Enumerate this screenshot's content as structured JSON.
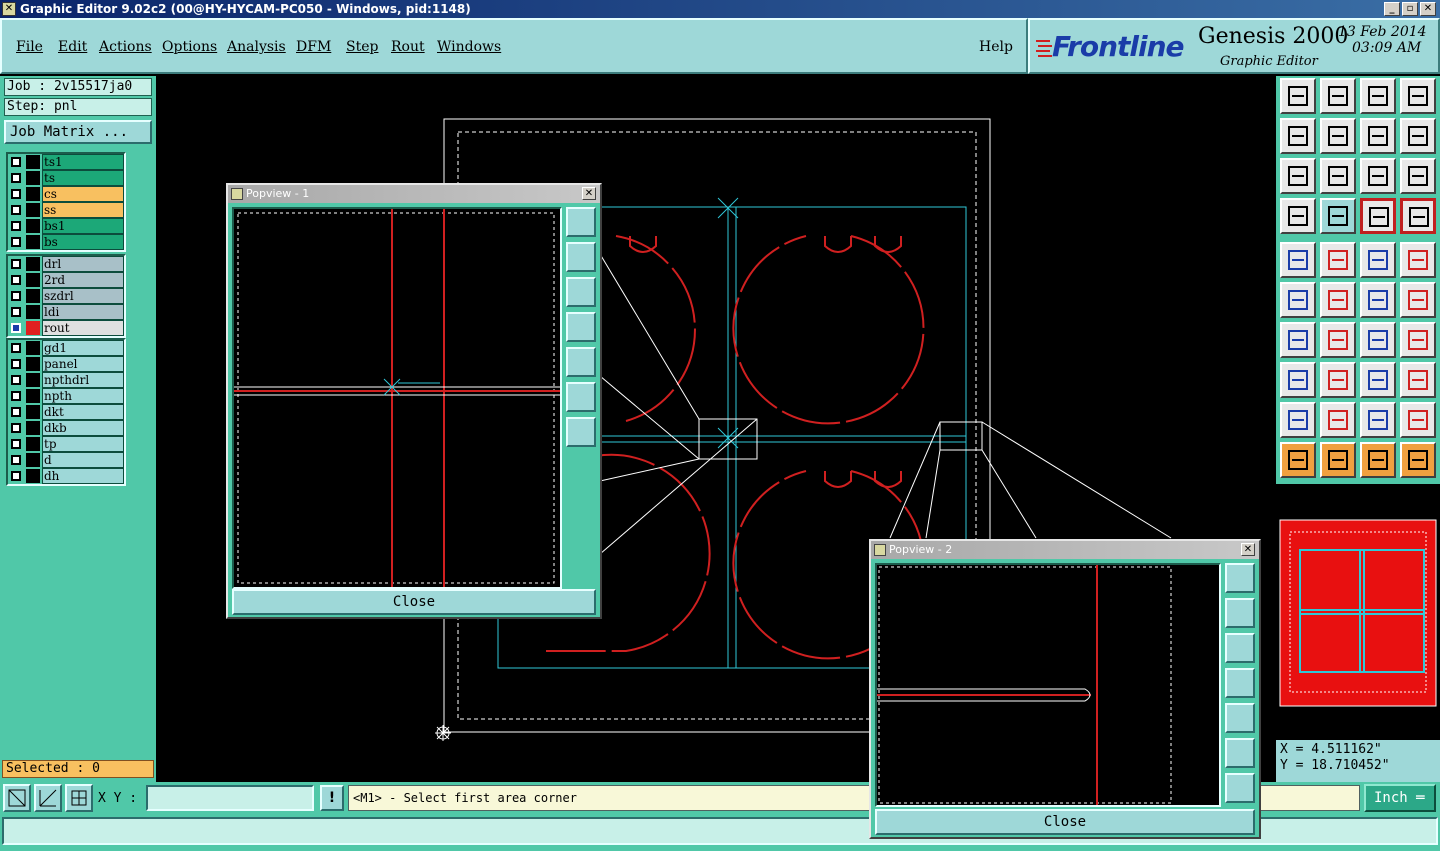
{
  "window": {
    "title": "Graphic Editor 9.02c2 (00@HY-HYCAM-PC050 - Windows, pid:1148)",
    "minimize": "_",
    "restore": "▫",
    "close": "✕"
  },
  "menu": {
    "items": [
      "File",
      "Edit",
      "Actions",
      "Options",
      "Analysis",
      "DFM",
      "Step",
      "Rout",
      "Windows"
    ],
    "help": "Help"
  },
  "brand": {
    "logo": "Frontline",
    "product": "Genesis 2000",
    "subtitle": "Graphic Editor",
    "date": "13 Feb 2014",
    "time": "03:09 AM"
  },
  "job": {
    "job_label": "Job : 2v15517ja0",
    "step_label": "Step: pnl",
    "job_matrix": "Job Matrix ..."
  },
  "layers": {
    "group1": [
      {
        "name": "ts1",
        "color": "#1ca878"
      },
      {
        "name": "ts",
        "color": "#1ca878"
      },
      {
        "name": "cs",
        "color": "#f8c060"
      },
      {
        "name": "ss",
        "color": "#f8c060"
      },
      {
        "name": "bs1",
        "color": "#1ca878"
      },
      {
        "name": "bs",
        "color": "#1ca878"
      }
    ],
    "group2": [
      {
        "name": "drl",
        "color": "#a8c0c8"
      },
      {
        "name": "2rd",
        "color": "#a8c0c8"
      },
      {
        "name": "szdrl",
        "color": "#a8c0c8"
      },
      {
        "name": "ldi",
        "color": "#a8c0c8"
      },
      {
        "name": "rout",
        "color": "#e0e0e0"
      }
    ],
    "group3": [
      {
        "name": "gd1",
        "color": "#9ed8d8"
      },
      {
        "name": "panel",
        "color": "#9ed8d8"
      },
      {
        "name": "npthdrl",
        "color": "#9ed8d8"
      },
      {
        "name": "npth",
        "color": "#9ed8d8"
      },
      {
        "name": "dkt",
        "color": "#9ed8d8"
      },
      {
        "name": "dkb",
        "color": "#9ed8d8"
      },
      {
        "name": "tp",
        "color": "#9ed8d8"
      },
      {
        "name": "d",
        "color": "#9ed8d8"
      },
      {
        "name": "dh",
        "color": "#9ed8d8"
      }
    ],
    "active_layer": "rout",
    "active_swatch": "#e02020"
  },
  "selected": "Selected : 0",
  "coords": {
    "x": "X = 4.511162\"",
    "y": "Y = 18.710452\""
  },
  "bottom": {
    "xy_label": "X Y :",
    "xy_value": "",
    "bang": "!",
    "prompt": "<M1> - Select first area corner",
    "unit": "Inch ═"
  },
  "popview1": {
    "title": "Popview - 1",
    "close": "Close",
    "close_x": "✕"
  },
  "popview2": {
    "title": "Popview - 2",
    "close": "Close",
    "close_x": "✕"
  },
  "colors": {
    "rout": "#d02020",
    "profile": "#30c8d8",
    "outline": "#ffffff",
    "panel_bg": "#50c8a8",
    "accent": "#9ed8d8"
  },
  "tools": {
    "icons": [
      "zoom-home-icon",
      "pan-down-icon",
      "home-icon",
      "split-view-icon",
      "pan-left-icon",
      "pan-right-icon",
      "undo-icon",
      "redo-icon",
      "fit-icon",
      "zoom-fit-icon",
      "scale-1-2-icon",
      "help-icon",
      "snap-icon",
      "grid-icon",
      "layers-icon",
      "layers-alt-icon",
      "feature-select-icon",
      "line-draw-icon",
      "measure-icon",
      "pad-icon",
      "connect-icon",
      "cross-icon",
      "point-icon",
      "point-alt-icon",
      "angle-icon",
      "slash-icon",
      "arc-icon",
      "text-icon",
      "move-icon",
      "minus-icon",
      "center-icon",
      "copy-icon",
      "tri-icon",
      "tri-alt-icon",
      "tri-fill-icon",
      "tri-line-icon",
      "arrow-icon",
      "arrow-box-icon",
      "arrow-alt-icon",
      "route-icon"
    ]
  }
}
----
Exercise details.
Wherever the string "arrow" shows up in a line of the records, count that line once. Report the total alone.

Answer to this problem.
3